A Trading Post On The 117th Meridian West by Jane Copland

They had a wilting poster of Mary-Kate and Ashley Olsen on the wall, a dirty fish tank with blue LEDs, blue-green algae and no fish, and the lazy chin-strap stubble beards of men who’d been men for long enough to call themselves men and no longer. In the bathroom, the towels smelled like toast and I wiped my hands on my jeans.

Where you from?

Does it matter.

Where’s that at?

New Year’s Eve, 2002. Clusters of apartments in the style of the cheap roadside motel, almost all of them emptied for the winter break but for those of us with too far to go, or no one to go to.

Either, he said, you’re an exchange student or on a sports team. Head tilted like an expectant German Shepherd, fingers precarious on either side of the beer bottle’s neck as it swung gently on his drunken axis, he awaited confirmation. There was no other reason, the reasoning seemed to go, for someone like me to end up in a place like this, and I’d always remember how they sold themselves short for no other reason than when they went home, people did it to them, too.

Baked into its wheatland hills with three feet of snow, the flags hanging limply from the porches of the houses behind university were whipped in the nighttime snowstorm. The South, disoriented and alone in a night terror, snow goggles adorned and irredeemably far from home, found its home here. The Midwest, wandering away towards the ocean until it stumbled into Washington and realised it had gone too far: this is where it ends. And me, halter-neck top tightly tied, hoop earrings, too much flare on the jeans, one semester completed, nearly nineteen. What do you think you know about this place?

Lose the accent, he said and I’d relay the story in years to come as an example of flyover state intolerance but nobody ends up summa cum laude in the mechanical engineering programme at the University of Idaho and is the type of redneck I pretended he was.

On the hulking nineties stereo, the space between grunge and the political rock opera that came two years later was filled by angry bleached-blond Detroit rap.

I’m just messing with you, he said.

They named the town after the capital of Russia. It smells like cow shit when you drive in from the west. You can be up to your eyes in pinot gris on the streets of London and every now and then, you’ll miss it with every bone in your body.


Jane Copland has worked in both Seattle and London, primarily writing about technology for her personal website and the blogs of her employers.

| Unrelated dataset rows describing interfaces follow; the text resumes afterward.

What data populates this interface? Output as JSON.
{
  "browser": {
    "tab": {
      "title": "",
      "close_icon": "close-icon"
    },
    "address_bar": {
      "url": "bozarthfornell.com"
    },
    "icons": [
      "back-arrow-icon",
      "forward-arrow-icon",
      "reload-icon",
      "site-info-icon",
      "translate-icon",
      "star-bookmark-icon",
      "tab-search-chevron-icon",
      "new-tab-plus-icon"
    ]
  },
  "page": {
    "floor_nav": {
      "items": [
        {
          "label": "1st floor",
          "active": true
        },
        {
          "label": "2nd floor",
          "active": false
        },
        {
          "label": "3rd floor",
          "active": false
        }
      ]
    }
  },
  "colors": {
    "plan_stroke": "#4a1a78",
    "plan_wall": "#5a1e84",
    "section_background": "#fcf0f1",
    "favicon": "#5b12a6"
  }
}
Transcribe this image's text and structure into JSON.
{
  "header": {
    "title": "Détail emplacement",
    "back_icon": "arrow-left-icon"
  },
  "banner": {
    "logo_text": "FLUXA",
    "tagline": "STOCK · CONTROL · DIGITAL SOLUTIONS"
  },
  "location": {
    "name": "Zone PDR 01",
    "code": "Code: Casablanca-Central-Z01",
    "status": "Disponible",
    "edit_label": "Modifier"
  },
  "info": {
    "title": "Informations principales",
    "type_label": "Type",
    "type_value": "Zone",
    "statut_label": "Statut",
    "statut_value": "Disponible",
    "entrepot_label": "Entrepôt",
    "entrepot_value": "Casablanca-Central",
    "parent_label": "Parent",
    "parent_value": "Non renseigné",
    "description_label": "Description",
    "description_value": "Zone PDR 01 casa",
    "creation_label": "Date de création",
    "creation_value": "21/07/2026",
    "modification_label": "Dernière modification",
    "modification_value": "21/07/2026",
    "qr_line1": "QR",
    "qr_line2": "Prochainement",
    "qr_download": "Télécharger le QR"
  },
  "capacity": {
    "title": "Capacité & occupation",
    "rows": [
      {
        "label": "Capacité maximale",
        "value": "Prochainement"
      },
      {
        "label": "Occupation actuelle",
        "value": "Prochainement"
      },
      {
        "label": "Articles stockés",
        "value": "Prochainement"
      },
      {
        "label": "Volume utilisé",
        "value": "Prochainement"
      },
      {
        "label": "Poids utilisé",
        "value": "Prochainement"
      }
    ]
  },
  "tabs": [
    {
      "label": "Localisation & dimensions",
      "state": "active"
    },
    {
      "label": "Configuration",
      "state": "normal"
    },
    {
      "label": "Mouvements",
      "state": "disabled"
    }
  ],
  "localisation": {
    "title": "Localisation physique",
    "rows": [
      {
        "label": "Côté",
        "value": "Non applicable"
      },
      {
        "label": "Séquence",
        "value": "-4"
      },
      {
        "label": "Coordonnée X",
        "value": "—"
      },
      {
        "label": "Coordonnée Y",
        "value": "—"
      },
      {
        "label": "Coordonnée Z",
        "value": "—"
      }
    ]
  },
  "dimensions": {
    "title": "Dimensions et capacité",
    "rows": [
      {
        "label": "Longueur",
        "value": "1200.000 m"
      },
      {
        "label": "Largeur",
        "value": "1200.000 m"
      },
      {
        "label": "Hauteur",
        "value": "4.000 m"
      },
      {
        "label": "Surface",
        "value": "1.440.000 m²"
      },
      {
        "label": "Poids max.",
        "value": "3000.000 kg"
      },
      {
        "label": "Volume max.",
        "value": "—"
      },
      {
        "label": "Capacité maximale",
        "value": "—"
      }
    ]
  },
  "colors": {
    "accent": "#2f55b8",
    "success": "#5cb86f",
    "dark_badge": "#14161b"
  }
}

Her work has appeared in the London Independent Story Prize and in a Tandem Press short fiction anthology in her native New Zealand. Janecopland.com / janemcopland on Twitter.

Image: unsplash.com